BACKGROUND: We examined the prognostic significance of circulating tumor cell (CTC) dynamics during treatment in metastatic breast cancer (MBC) patients receiving first-line chemotherapy. METHODS: Serial CTC data from 469 patients (2202 samples) were used to build a novel latent mixture model to identify groups with similar CTC trajectory (tCTC) patterns during the course of treatment. Cox regression was used to estimate hazard ratios for progression-free survival (PFS) and overall survival (OS) in groups based on baseline CTCs, combined CTC status at baseline to the end of cycle 1, and tCTC. Akaike information criterion was used to select the model that best predicted PFS and OS. RESULTS: Latent mixture modeling revealed 4 distinct tCTC patterns: undetectable CTCs (56.9% ), low (23.7%), intermediate (14.5%), or high (4.9%). Patients with low, intermediate, and high tCTC patterns had statistically significant inferior PFS and OS compared with those with undetectable CTCs (P < .001). Akaike Information Criterion indicated that the tCTC model best predicted PFS and OS compared with baseline CTCs and combined CTC status at baseline to the end of cycle 1 models. Validation studies in an independent cohort of 1856 MBC patients confirmed these findings. Further validation using only a single pretreatment CTC measurement confirmed prognostic performance of the tCTC model. CONCLUSIONS: We identified 4 novel prognostic groups in MBC based on similarities in tCTC patterns during chemotherapy. Prognostic groups included patients with very poor outcome (intermediate + high CTCs, 19.4%) who could benefit from more effective treatment. Our novel prognostic classification approach may be used for fine-tuning of CTC-based risk stratification strategies to guide future prospective clinical trials in MBC.
Authors

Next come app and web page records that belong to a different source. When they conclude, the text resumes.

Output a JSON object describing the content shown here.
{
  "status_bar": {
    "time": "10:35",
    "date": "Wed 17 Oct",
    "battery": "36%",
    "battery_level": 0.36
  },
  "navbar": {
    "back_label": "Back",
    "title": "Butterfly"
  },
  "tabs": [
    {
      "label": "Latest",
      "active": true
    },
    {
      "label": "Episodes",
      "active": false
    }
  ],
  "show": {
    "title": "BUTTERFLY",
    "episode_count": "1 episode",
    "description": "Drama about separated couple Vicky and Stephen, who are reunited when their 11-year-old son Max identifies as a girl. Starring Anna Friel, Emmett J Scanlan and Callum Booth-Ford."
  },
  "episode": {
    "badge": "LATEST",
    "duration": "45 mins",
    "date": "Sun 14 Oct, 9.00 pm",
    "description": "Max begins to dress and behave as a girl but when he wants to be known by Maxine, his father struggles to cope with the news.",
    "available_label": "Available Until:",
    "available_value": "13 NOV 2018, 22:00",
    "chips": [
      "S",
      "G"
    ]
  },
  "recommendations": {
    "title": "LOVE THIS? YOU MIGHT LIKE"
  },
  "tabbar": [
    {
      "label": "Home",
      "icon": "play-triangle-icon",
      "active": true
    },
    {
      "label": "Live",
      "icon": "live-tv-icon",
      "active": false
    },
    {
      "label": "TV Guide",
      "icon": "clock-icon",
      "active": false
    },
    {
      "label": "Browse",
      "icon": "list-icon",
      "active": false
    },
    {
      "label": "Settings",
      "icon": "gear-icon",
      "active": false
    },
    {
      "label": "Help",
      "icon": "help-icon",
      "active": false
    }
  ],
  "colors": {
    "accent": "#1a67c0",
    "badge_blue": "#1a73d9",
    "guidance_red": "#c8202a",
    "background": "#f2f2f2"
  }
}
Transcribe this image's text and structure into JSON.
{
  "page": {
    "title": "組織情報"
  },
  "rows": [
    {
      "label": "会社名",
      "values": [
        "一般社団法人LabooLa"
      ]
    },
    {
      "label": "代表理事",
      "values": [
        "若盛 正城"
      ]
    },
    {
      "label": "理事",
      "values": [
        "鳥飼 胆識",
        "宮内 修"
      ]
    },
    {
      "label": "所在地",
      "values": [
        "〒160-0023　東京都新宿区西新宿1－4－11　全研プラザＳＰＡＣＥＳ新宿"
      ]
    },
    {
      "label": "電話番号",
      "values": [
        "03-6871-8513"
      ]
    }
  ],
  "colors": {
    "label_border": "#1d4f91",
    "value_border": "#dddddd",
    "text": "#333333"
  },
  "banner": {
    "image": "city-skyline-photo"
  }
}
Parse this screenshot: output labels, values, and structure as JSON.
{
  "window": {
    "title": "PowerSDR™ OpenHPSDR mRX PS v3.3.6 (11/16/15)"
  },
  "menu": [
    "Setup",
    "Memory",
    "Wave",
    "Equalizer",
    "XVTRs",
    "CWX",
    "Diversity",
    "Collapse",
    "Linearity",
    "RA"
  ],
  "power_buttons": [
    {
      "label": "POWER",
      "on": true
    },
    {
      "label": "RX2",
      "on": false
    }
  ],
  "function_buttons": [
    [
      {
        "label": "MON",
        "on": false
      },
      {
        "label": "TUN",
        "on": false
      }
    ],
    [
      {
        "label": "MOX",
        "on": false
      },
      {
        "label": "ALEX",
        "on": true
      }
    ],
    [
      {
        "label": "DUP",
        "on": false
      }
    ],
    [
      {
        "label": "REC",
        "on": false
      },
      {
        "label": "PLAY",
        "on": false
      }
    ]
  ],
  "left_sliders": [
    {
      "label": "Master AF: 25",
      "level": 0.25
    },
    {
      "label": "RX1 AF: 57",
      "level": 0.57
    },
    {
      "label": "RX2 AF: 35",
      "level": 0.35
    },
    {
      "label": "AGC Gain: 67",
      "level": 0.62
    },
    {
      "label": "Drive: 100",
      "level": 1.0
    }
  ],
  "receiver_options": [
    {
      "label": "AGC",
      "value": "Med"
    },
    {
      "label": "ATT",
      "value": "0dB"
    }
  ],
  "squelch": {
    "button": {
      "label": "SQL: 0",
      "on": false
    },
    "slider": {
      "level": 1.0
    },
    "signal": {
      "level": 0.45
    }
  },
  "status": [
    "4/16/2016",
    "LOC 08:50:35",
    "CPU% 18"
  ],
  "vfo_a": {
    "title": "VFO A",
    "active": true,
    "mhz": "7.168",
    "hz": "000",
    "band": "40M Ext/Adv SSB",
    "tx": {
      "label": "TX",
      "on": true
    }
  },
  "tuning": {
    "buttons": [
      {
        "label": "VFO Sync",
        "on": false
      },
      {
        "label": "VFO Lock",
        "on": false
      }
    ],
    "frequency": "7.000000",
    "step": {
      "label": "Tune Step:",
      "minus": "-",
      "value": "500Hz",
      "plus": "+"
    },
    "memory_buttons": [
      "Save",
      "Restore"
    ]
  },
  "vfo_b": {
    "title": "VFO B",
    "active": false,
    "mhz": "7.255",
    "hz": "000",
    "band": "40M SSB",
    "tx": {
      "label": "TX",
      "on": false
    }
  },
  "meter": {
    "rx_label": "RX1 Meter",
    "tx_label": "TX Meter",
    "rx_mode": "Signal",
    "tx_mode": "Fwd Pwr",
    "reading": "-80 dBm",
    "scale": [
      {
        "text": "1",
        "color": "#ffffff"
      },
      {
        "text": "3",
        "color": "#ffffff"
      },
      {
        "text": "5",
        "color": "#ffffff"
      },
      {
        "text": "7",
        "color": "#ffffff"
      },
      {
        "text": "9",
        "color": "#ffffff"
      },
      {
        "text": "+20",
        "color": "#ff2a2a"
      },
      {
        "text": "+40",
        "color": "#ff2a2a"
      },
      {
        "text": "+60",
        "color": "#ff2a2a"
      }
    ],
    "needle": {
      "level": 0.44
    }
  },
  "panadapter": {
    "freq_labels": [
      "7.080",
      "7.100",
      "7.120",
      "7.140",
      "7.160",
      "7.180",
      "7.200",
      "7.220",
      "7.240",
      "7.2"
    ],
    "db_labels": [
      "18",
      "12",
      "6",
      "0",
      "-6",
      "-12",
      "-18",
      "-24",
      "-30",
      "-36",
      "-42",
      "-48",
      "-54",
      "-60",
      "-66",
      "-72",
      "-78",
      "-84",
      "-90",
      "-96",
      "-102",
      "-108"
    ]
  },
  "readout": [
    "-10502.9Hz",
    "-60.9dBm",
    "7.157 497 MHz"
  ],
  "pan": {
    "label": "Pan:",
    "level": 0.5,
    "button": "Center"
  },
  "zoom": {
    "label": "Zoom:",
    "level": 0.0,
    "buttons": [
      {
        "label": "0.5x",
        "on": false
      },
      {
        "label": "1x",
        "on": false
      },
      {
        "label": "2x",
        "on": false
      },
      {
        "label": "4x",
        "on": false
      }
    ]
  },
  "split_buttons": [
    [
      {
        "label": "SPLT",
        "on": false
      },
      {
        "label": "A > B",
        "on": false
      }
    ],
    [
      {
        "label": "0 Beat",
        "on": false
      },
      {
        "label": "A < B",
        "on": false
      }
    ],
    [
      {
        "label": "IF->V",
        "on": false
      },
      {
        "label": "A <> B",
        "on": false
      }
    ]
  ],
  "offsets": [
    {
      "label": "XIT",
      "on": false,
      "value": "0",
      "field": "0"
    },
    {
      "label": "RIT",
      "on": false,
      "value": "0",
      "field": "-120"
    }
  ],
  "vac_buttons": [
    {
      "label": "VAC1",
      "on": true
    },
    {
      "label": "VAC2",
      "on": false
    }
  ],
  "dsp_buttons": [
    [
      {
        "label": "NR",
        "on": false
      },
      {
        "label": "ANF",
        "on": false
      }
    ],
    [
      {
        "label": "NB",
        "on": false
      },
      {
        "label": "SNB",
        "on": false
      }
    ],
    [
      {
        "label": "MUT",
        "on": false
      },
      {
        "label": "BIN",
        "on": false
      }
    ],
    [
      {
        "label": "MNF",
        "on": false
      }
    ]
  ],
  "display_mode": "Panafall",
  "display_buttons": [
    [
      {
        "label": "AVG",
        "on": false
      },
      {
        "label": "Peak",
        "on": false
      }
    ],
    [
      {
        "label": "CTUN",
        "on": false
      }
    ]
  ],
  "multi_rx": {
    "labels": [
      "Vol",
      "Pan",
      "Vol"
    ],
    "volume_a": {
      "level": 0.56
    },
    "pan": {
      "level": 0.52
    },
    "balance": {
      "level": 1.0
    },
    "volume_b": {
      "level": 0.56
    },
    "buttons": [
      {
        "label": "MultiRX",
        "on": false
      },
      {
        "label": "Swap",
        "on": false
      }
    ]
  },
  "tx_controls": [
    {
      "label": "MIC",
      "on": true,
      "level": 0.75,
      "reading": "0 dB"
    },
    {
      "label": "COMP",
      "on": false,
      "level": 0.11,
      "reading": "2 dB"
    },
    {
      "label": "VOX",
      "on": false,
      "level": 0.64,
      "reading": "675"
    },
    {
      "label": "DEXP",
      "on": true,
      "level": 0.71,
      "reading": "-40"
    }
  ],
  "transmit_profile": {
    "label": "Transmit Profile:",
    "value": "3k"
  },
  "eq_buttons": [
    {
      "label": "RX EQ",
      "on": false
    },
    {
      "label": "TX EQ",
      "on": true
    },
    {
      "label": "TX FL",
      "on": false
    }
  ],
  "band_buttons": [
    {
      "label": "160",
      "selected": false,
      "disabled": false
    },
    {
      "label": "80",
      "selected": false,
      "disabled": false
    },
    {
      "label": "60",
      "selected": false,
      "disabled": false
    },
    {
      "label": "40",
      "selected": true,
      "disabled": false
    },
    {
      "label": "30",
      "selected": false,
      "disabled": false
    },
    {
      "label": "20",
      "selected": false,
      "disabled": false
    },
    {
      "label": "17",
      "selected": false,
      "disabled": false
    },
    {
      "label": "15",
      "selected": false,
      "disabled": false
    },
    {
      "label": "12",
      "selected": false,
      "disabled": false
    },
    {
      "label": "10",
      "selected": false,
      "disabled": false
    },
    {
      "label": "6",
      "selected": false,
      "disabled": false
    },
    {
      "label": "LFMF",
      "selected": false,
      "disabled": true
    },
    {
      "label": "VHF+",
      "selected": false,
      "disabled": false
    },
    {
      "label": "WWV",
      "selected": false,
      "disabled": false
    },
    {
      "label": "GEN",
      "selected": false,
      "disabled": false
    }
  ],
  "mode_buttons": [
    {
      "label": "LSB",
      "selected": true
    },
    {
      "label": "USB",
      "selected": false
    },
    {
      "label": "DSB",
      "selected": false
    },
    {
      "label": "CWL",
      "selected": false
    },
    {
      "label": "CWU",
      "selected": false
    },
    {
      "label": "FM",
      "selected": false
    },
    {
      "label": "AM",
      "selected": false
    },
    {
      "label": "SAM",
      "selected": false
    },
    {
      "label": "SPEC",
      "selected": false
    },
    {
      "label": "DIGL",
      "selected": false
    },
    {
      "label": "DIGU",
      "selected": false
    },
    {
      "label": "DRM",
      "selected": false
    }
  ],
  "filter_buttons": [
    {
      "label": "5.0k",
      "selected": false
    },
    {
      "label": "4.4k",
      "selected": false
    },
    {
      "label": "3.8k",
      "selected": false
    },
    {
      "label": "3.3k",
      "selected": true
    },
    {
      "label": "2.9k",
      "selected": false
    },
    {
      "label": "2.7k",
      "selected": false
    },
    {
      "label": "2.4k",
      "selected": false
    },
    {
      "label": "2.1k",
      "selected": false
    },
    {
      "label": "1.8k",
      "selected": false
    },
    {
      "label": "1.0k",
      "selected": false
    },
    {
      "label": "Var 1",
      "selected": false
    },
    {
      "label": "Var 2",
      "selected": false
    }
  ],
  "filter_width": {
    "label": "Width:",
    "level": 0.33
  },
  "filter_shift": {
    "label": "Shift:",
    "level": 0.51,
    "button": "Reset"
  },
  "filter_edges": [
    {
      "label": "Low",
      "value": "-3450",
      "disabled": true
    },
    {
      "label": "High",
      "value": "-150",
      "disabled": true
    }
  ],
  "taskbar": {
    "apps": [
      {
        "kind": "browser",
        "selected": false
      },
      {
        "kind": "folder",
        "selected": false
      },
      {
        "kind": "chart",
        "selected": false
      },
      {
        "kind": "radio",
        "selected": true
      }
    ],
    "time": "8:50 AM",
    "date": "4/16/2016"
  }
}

Magbanua, MJM; Hendrix, LH; Hyslop, T; Barry, WT; Winer, EP; Hudis, C; Toppmeyer, D; Carey, LA; Partridge, AH; Pierga, J-Y; Fehm, T; Vidal-Martínez, J; Mavroudis, D; Garcia-Saenz, JA; Stebbing, J; Gazzaniga, P; Manso, L; Zamarchi, R; Antelo, ML; Mattos-Arruda, LD; Generali, D; Caldas, C; Munzone, E; Dirix, L; Delson, AL; Burstein, HJ; Qadir, M; Ma, C; Scott, JH; Bidard, F-C; Park, JW; Rugo, HS
MLA Citation
Magbanua, Mark Jesus M., et al. “Serial Analysis of Circulating Tumor Cells in Metastatic Breast Cancer Receiving First-Line Chemotherapy.J Natl Cancer Inst, vol. 113, no. 4, Apr. 2021, pp. 443–52. Pubmed, doi:10.1093/jnci/djaa113.
URI
https://scholars.duke.edu/individual/pub1454271
PMID
32770247
Source
pubmed
Published In
J Natl Cancer Inst
Volume
113
Published Date
Start Page
443
End Page
452
DOI
10.1093/jnci/djaa113

Research Areas:

Breast Neoplasms
Cancer Disparities
Case-Control Studies
Cohort Studies
Colorectal Neoplasms
Gastrointestinal Hormones
Gastrointestinal Tract
Health Disparities
Lung Neoplasms
Models, Statistical
Neoplasm Invasiveness
Prognosis
Socioeconomic Factors
Spatial analysis (Statistics)
Survival Analysis
Urogenital System